EXERCISE BRIEF
The entries below must be retyped exactly. Pictures are to be omitted.

(Dataset items)
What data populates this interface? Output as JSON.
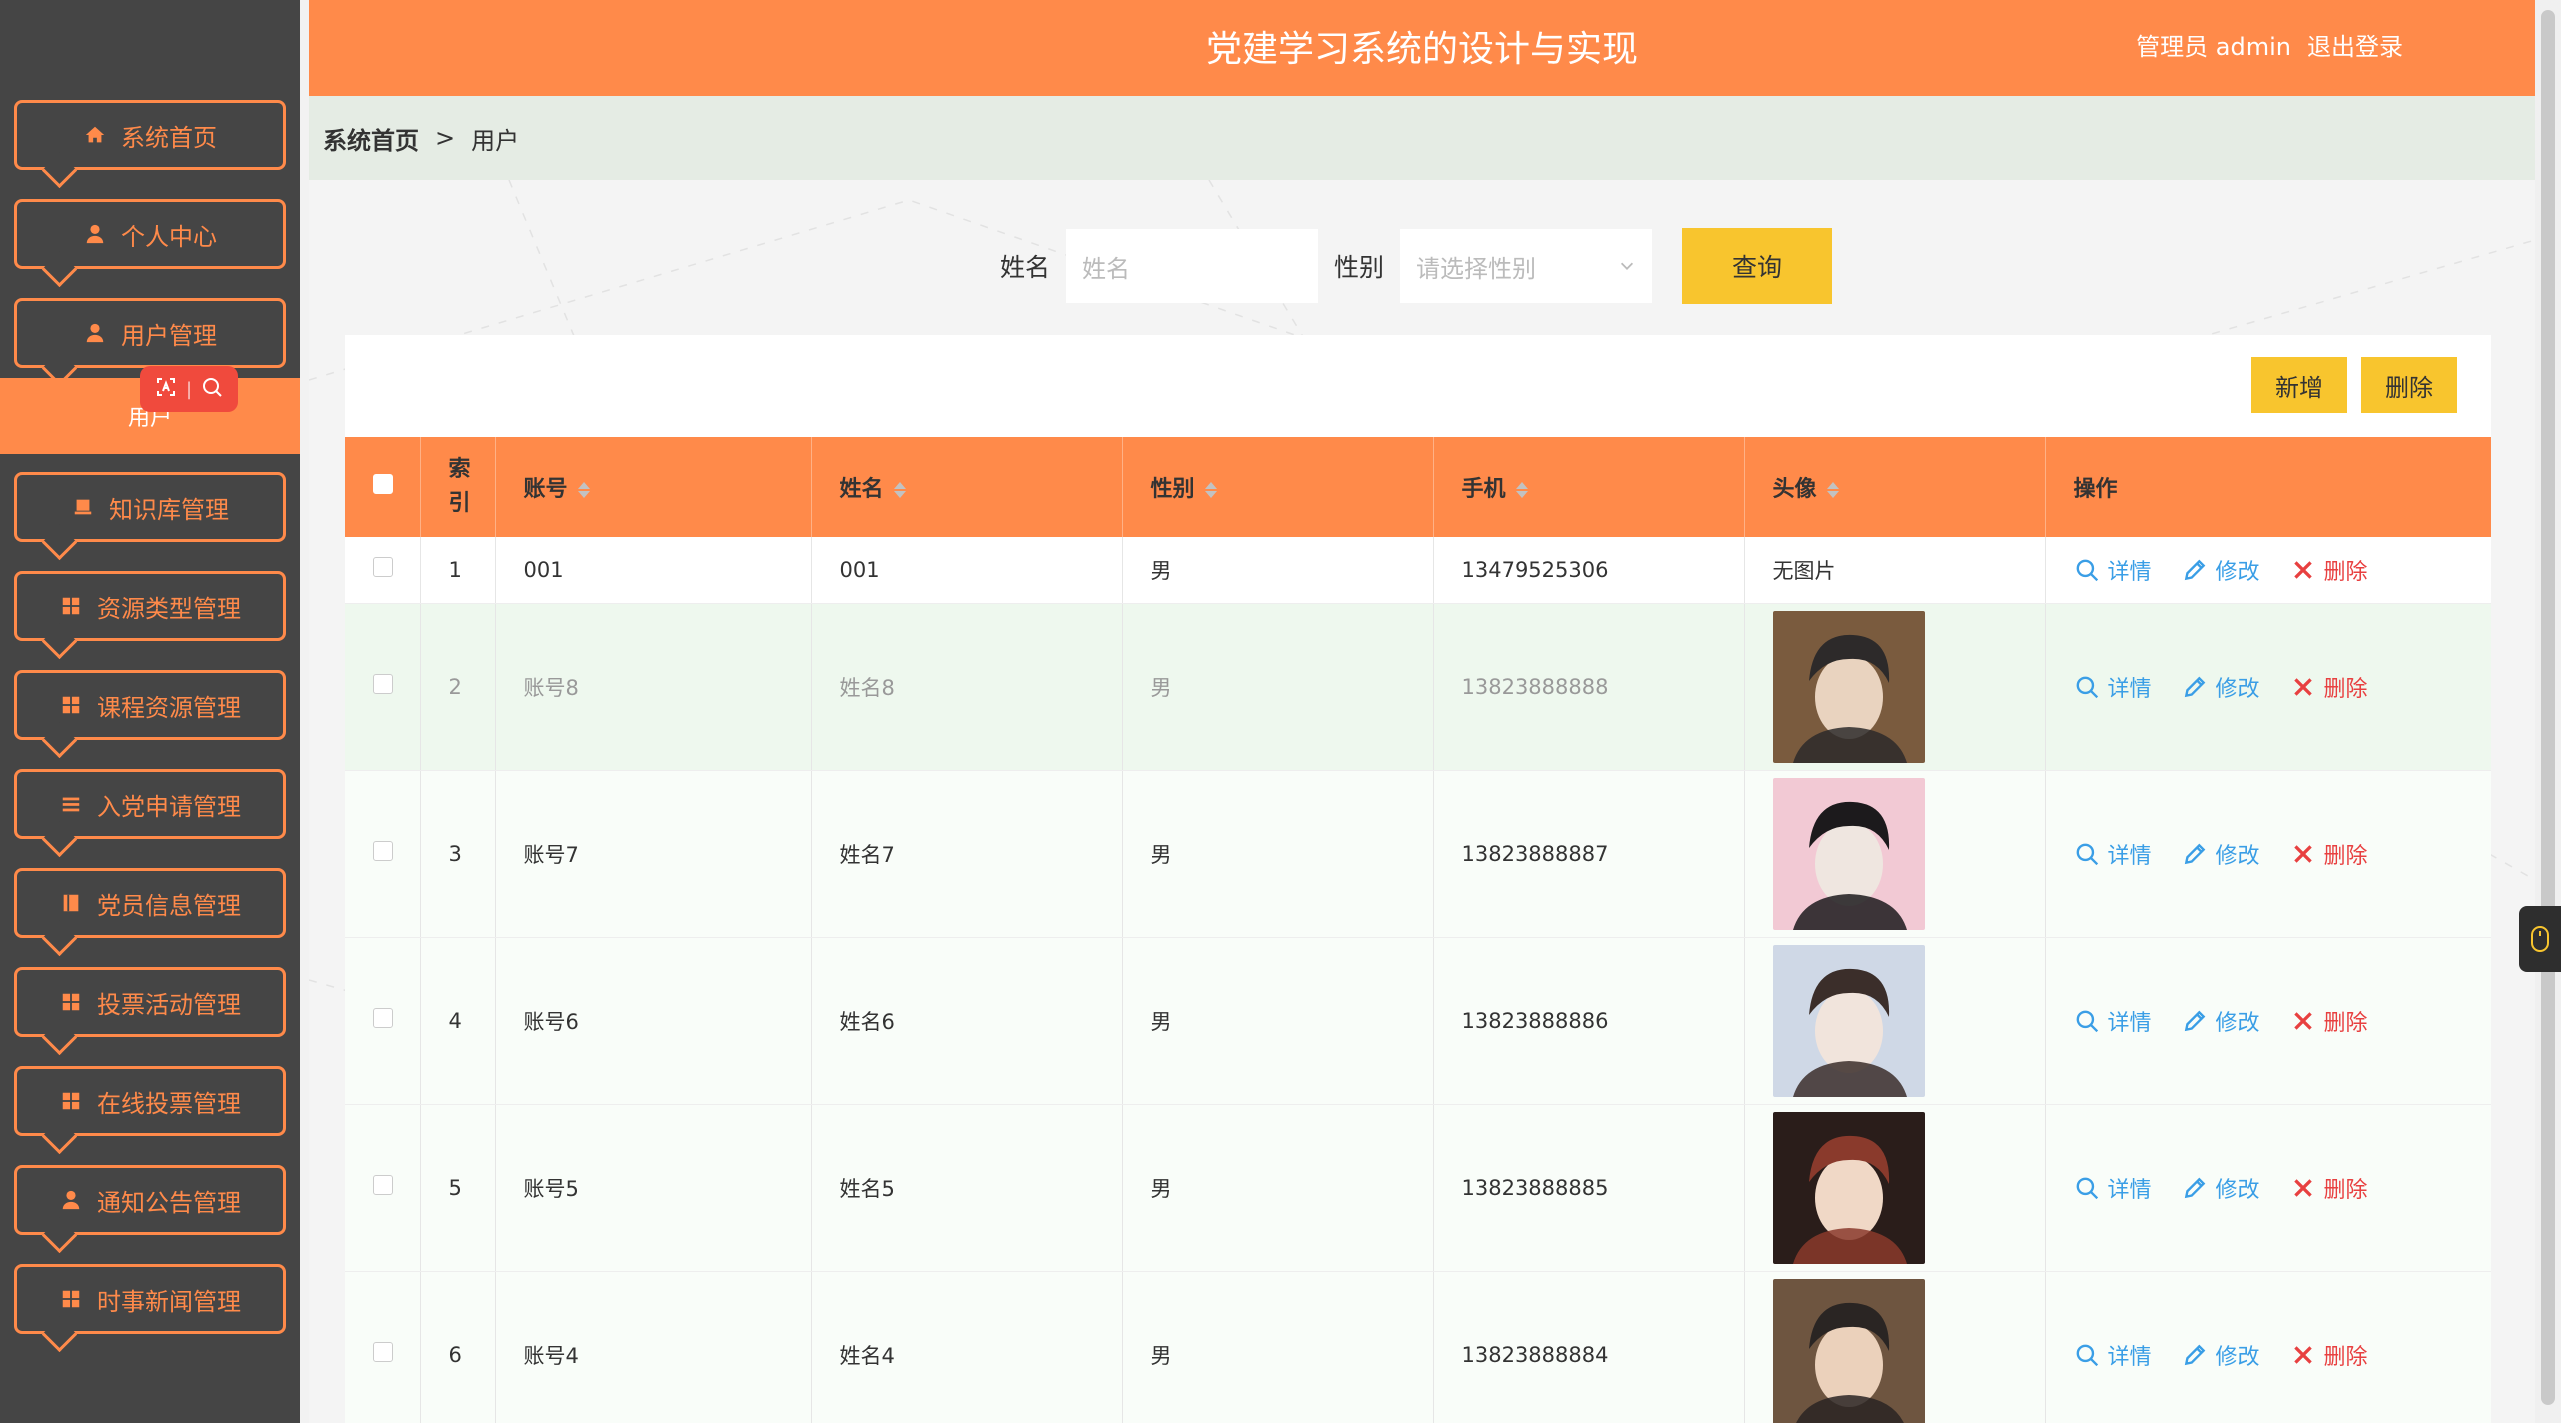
{
  "header": {
    "title": "党建学习系统的设计与实现",
    "user_label": "管理员 admin",
    "logout": "退出登录"
  },
  "breadcrumb": {
    "home": "系统首页",
    "sep": ">",
    "current": "用户"
  },
  "sidebar": {
    "items": [
      {
        "label": "系统首页",
        "icon": "home-icon"
      },
      {
        "label": "个人中心",
        "icon": "user-icon"
      },
      {
        "label": "用户管理",
        "icon": "user-icon"
      },
      {
        "label": "知识库管理",
        "icon": "book-icon"
      },
      {
        "label": "资源类型管理",
        "icon": "grid-icon"
      },
      {
        "label": "课程资源管理",
        "icon": "grid-icon"
      },
      {
        "label": "入党申请管理",
        "icon": "list-icon"
      },
      {
        "label": "党员信息管理",
        "icon": "book-icon"
      },
      {
        "label": "投票活动管理",
        "icon": "grid-icon"
      },
      {
        "label": "在线投票管理",
        "icon": "grid-icon"
      },
      {
        "label": "通知公告管理",
        "icon": "user-icon"
      },
      {
        "label": "时事新闻管理",
        "icon": "grid-icon"
      }
    ],
    "submenu": {
      "label": "用户"
    }
  },
  "search": {
    "name_label": "姓名",
    "name_placeholder": "姓名",
    "gender_label": "性别",
    "gender_placeholder": "请选择性别",
    "query_button": "查询"
  },
  "actions": {
    "add": "新增",
    "delete": "删除"
  },
  "table": {
    "columns": [
      "索引",
      "账号",
      "姓名",
      "性别",
      "手机",
      "头像",
      "操作"
    ],
    "op_labels": {
      "detail": "详情",
      "edit": "修改",
      "delete": "删除"
    },
    "no_image": "无图片",
    "rows": [
      {
        "index": "1",
        "account": "001",
        "name": "001",
        "gender": "男",
        "phone": "13479525306",
        "avatar": null
      },
      {
        "index": "2",
        "account": "账号8",
        "name": "姓名8",
        "gender": "男",
        "phone": "13823888888",
        "avatar": "photo-1"
      },
      {
        "index": "3",
        "account": "账号7",
        "name": "姓名7",
        "gender": "男",
        "phone": "13823888887",
        "avatar": "photo-2"
      },
      {
        "index": "4",
        "account": "账号6",
        "name": "姓名6",
        "gender": "男",
        "phone": "13823888886",
        "avatar": "photo-3"
      },
      {
        "index": "5",
        "account": "账号5",
        "name": "姓名5",
        "gender": "男",
        "phone": "13823888885",
        "avatar": "photo-4"
      },
      {
        "index": "6",
        "account": "账号4",
        "name": "姓名4",
        "gender": "男",
        "phone": "13823888884",
        "avatar": "photo-5"
      }
    ]
  },
  "colors": {
    "accent": "#ff8a4a",
    "sidebar_bg": "#454545",
    "button_yellow": "#f8c52e",
    "link_blue": "#3a9ee6",
    "danger_red": "#e84040"
  }
}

RESULT OF THIS EXERCISE
What data populates this interface? Output as JSON.
{
  "header": {
    "title": "党建学习系统的设计与实现",
    "user_label": "管理员 admin",
    "logout": "退出登录"
  },
  "breadcrumb": {
    "home": "系统首页",
    "sep": ">",
    "current": "用户"
  },
  "sidebar": {
    "items": [
      {
        "label": "系统首页",
        "icon": "home-icon"
      },
      {
        "label": "个人中心",
        "icon": "user-icon"
      },
      {
        "label": "用户管理",
        "icon": "user-icon"
      },
      {
        "label": "知识库管理",
        "icon": "book-icon"
      },
      {
        "label": "资源类型管理",
        "icon": "grid-icon"
      },
      {
        "label": "课程资源管理",
        "icon": "grid-icon"
      },
      {
        "label": "入党申请管理",
        "icon": "list-icon"
      },
      {
        "label": "党员信息管理",
        "icon": "book-icon"
      },
      {
        "label": "投票活动管理",
        "icon": "grid-icon"
      },
      {
        "label": "在线投票管理",
        "icon": "grid-icon"
      },
      {
        "label": "通知公告管理",
        "icon": "user-icon"
      },
      {
        "label": "时事新闻管理",
        "icon": "grid-icon"
      }
    ],
    "submenu": {
      "label": "用户"
    }
  },
  "search": {
    "name_label": "姓名",
    "name_placeholder": "姓名",
    "gender_label": "性别",
    "gender_placeholder": "请选择性别",
    "query_button": "查询"
  },
  "actions": {
    "add": "新增",
    "delete": "删除"
  },
  "table": {
    "columns": [
      "索引",
      "账号",
      "姓名",
      "性别",
      "手机",
      "头像",
      "操作"
    ],
    "op_labels": {
      "detail": "详情",
      "edit": "修改",
      "delete": "删除"
    },
    "no_image": "无图片",
    "rows": [
      {
        "index": "1",
        "account": "001",
        "name": "001",
        "gender": "男",
        "phone": "13479525306",
        "avatar": null
      },
      {
        "index": "2",
        "account": "账号8",
        "name": "姓名8",
        "gender": "男",
        "phone": "13823888888",
        "avatar": "photo-1"
      },
      {
        "index": "3",
        "account": "账号7",
        "name": "姓名7",
        "gender": "男",
        "phone": "13823888887",
        "avatar": "photo-2"
      },
      {
        "index": "4",
        "account": "账号6",
        "name": "姓名6",
        "gender": "男",
        "phone": "13823888886",
        "avatar": "photo-3"
      },
      {
        "index": "5",
        "account": "账号5",
        "name": "姓名5",
        "gender": "男",
        "phone": "13823888885",
        "avatar": "photo-4"
      },
      {
        "index": "6",
        "account": "账号4",
        "name": "姓名4",
        "gender": "男",
        "phone": "13823888884",
        "avatar": "photo-5"
      }
    ]
  },
  "colors": {
    "accent": "#ff8a4a",
    "sidebar_bg": "#454545",
    "button_yellow": "#f8c52e",
    "link_blue": "#3a9ee6",
    "danger_red": "#e84040"
  }
}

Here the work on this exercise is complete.